Masculinities inherent to the Brazilian men’s health policy

Cesaro et al.

The present article problematizes the incorporation of masculinities as a dimension to propel management strategies within the Brazilian National Policy of Comprehensive Men’s Health Care (PNAISH).

A close reading of masculinities as perceived through their intersectional character may contribute to improving the present context of review of this policy, especially considering that sociocultural characteristics that are essentially Brazilian, such as social inequality and racism, are directly associated with the high morbidity and mortality rates affecting black, young, and poor men as a result of urban violence.

It becomes clear that the discourses that view men as subjects that seek health care services only in the presence of worsening symptoms do not recognize the role of social markers of difference, such as social class and race, in producing health inequities. Intersectionality provides a view of health care access as dependent on the territory where men move and on the (social, political) means that influence the recognition of men as rightful subjects.

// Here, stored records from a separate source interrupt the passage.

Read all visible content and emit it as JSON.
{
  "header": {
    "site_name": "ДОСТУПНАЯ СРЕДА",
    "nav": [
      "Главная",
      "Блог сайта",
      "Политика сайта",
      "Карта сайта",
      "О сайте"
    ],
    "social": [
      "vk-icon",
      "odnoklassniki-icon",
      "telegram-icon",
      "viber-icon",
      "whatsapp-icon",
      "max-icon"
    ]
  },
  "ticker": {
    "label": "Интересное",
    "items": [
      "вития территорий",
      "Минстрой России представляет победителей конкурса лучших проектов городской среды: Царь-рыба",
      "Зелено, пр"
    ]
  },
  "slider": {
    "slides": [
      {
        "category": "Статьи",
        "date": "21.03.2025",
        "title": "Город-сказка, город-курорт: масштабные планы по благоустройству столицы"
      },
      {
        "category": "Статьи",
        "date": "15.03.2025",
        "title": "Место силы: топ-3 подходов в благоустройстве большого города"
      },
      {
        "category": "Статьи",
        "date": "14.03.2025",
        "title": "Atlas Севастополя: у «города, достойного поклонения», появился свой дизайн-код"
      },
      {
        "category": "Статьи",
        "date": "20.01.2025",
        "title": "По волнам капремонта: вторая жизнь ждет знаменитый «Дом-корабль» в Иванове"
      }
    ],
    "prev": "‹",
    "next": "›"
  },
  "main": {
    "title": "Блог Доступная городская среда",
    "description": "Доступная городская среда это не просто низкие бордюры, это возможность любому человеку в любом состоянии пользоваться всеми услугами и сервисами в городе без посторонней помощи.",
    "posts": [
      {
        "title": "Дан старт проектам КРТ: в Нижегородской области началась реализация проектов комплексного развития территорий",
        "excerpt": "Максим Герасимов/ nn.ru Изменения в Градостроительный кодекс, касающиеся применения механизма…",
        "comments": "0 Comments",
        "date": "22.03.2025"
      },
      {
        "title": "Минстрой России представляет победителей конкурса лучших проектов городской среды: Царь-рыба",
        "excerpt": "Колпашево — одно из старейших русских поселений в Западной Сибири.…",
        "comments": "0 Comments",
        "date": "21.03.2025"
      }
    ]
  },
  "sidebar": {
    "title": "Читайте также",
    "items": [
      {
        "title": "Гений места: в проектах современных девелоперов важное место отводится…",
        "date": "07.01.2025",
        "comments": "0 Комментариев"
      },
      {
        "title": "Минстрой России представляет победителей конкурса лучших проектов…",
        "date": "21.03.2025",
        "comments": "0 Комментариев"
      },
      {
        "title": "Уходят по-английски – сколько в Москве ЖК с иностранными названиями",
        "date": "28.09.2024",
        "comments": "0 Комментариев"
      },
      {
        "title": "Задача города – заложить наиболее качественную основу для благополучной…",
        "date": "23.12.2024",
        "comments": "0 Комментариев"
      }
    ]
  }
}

Given that certain masculinities are invisible within the arena of public health care policies, a deeper reading regarding masculinity and health is proposed from a post-structuralist perspective, as a means of thinking and doing men’s health.

Finally, the article also describes aspects that are essential for the review of the guidelines and policies aimed at this population.

Opinion and analysis